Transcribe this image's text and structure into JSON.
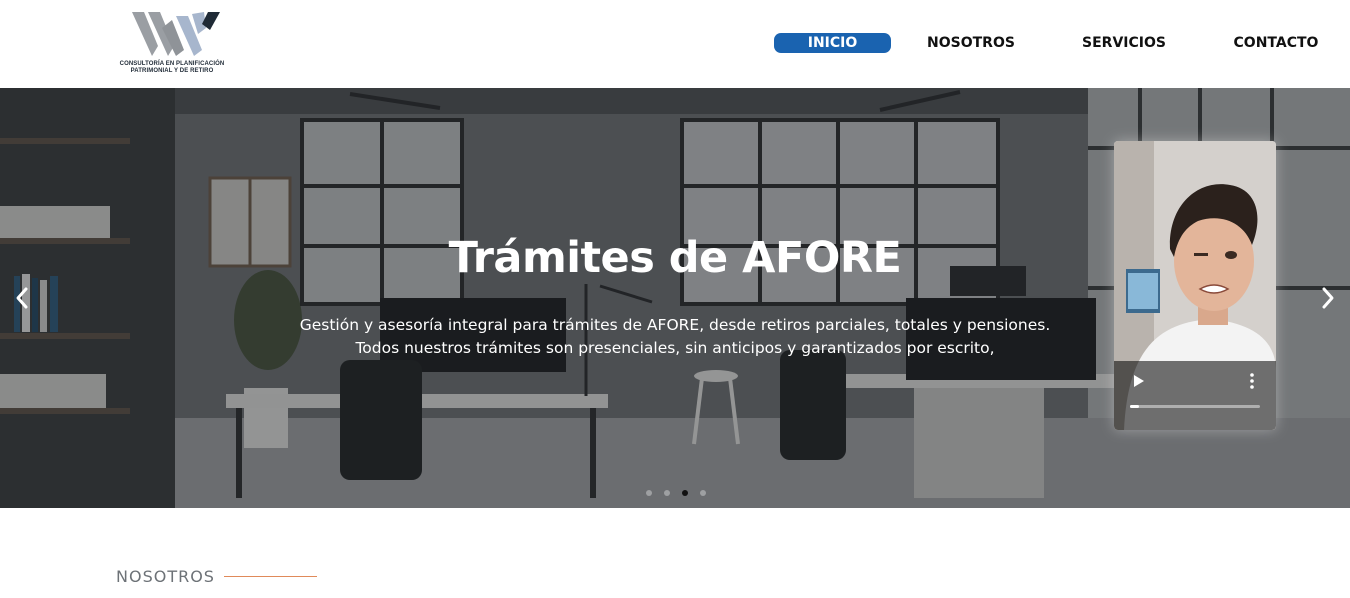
{
  "logo": {
    "line1": "CONSULTORÍA EN PLANIFICACIÓN",
    "line2": "PATRIMONIAL Y DE RETIRO"
  },
  "nav": {
    "items": [
      {
        "label": "INICIO",
        "active": true
      },
      {
        "label": "NOSOTROS",
        "active": false
      },
      {
        "label": "SERVICIOS",
        "active": false
      },
      {
        "label": "CONTACTO",
        "active": false
      }
    ]
  },
  "hero": {
    "title": "Trámites de AFORE",
    "desc_line1": "Gestión y asesoría integral para trámites de AFORE, desde retiros parciales, totales y pensiones.",
    "desc_line2": "Todos nuestros trámites son presenciales, sin anticipos y garantizados por escrito,",
    "slide_count": 4,
    "active_slide": 3
  },
  "video": {
    "progress": 0.07
  },
  "section": {
    "label": "NOSOTROS"
  },
  "colors": {
    "accent": "#1a63b0",
    "section_line": "#e08a5a"
  }
}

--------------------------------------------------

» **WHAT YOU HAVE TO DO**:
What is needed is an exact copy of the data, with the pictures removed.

» **ANSWER AREA**:
Transcribe this image's text and structure into JSON.
{
  "logo": {
    "line1": "CONSULTORÍA EN PLANIFICACIÓN",
    "line2": "PATRIMONIAL Y DE RETIRO"
  },
  "nav": {
    "items": [
      {
        "label": "INICIO",
        "active": true
      },
      {
        "label": "NOSOTROS",
        "active": false
      },
      {
        "label": "SERVICIOS",
        "active": false
      },
      {
        "label": "CONTACTO",
        "active": false
      }
    ]
  },
  "hero": {
    "title": "Trámites de AFORE",
    "desc_line1": "Gestión y asesoría integral para trámites de AFORE, desde retiros parciales, totales y pensiones.",
    "desc_line2": "Todos nuestros trámites son presenciales, sin anticipos y garantizados por escrito,",
    "slide_count": 4,
    "active_slide": 3
  },
  "video": {
    "progress": 0.07
  },
  "section": {
    "label": "NOSOTROS"
  },
  "colors": {
    "accent": "#1a63b0",
    "section_line": "#e08a5a"
  }
}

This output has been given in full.